Mix of sweet eggplant, tomato, onion and garlic
topped with moosir (Fine Persian Shallot Mix with yogurt).

Koubideh
Fresh ground beef, prepared daily with Persian seasonings
carefully put on skewers, cooked on open fire

Joujeh Kabab
Sskewers of deliciously marinated and seasoned chicken breast

Joujeh Koubideh
Skewers of marinated & seasoned ground chicken

After lunch, we walked across the street to Al-Khayameih, a Lebanese market complete with a bakery, butcher shop, countless aisles of middle eastern foodstuff and even a section dedicated to flavored tobbaccos and hookahs!

From Al-Khayameih, I purchased some sweet walnut baklava… and it was enough for me to return again (perhaps after another lunch at Noon o Kabab! I’d love to also return so I can take pictures of all the wonderful offerings the store has. It really is a great grocery find in such a diverse neighborhood of Albany Park in Chicago!

Crepe Cravings

It’s a sunny Sunday morning and to start the day, I hosted a crepe class this morning… and I also ended my day with a crepe class in the evening. I love the versatility of crepes so I shared my fondness of them with my group. Everyone had a chance to make their own crepe batter to take home, flip & cook their own crepes and of course, filled as many crepes as they wanted with an assortment of sweet & savory fillings.

The crepe batter I used for my classes was from Alton Brown and can be found here. His batter recipe was especially good because it truly held up to flipping, had a great soft texture and very easy to make. This was the batter recipe everyone made themselves to take home. However for the crepes folks flipped and cooked at the stove, they had their choice of a sweet & savory crepe batter. These batters used the same Alton Brown recipe as the base… but for the sweet version, I added vanilla and sugar; for the savory version, I added salt and chopped fresh basil and parsley. These two variations can be found at the same link provided above.
Because I had a large group, I wanted to have folks involved at all times. To help direct their energy and attention, I created 3 “stations” in which they can be interactive. One station was dedicated to preparing the batter, which they took home to cook up themselves. Another station was dedicated to the filling buffet. I divided my dining table into a sweet and savory side, filled with various meats, cheeses, vegetables, fruits, jams/jellys/spreads, nuts, misc add ins and dessert sauces. My last station was in the kitchen at the stovetop.
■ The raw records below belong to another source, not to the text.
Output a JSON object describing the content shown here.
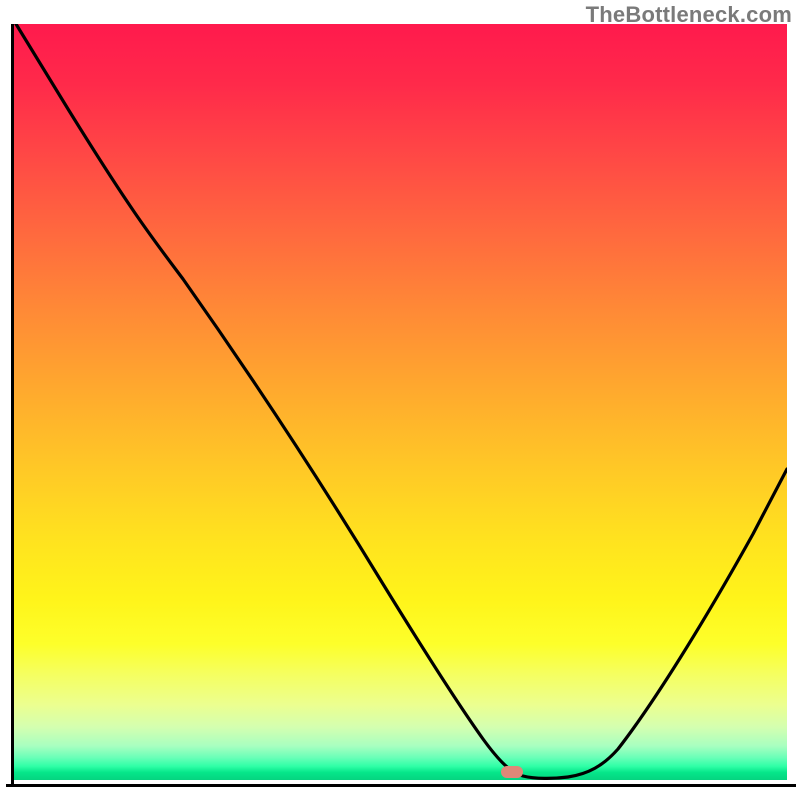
{
  "watermark": "TheBottleneck.com",
  "chart_data": {
    "type": "line",
    "title": "",
    "xlabel": "",
    "ylabel": "",
    "xlim": [
      0,
      100
    ],
    "ylim": [
      0,
      100
    ],
    "grid": false,
    "legend": false,
    "background": "red-yellow-green vertical gradient",
    "x": [
      0,
      6,
      18,
      28,
      38,
      48,
      52,
      56,
      60,
      62,
      64,
      68,
      72,
      76,
      80,
      85,
      90,
      95,
      100
    ],
    "values": [
      100,
      89,
      73,
      62,
      47,
      31,
      25,
      18,
      11,
      7,
      3,
      1,
      0,
      0,
      5,
      14,
      26,
      39,
      52
    ],
    "marker": {
      "x": 64.5,
      "y": 0.8
    },
    "annotations": []
  },
  "colors": {
    "curve": "#000000",
    "axes": "#000000",
    "marker": "#e08878",
    "watermark": "#7a7a7a"
  }
}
Here folks were able to master the art of cooking crepes without having them tear or break (thanks to the great Alton Brown recipe!). Here are pictures of both my morning and evening events:
Sweet Filling Buffet Side:

Savory Filling Buffet Side:
Crepe Batter Workstation:

Crepe Cooking Station: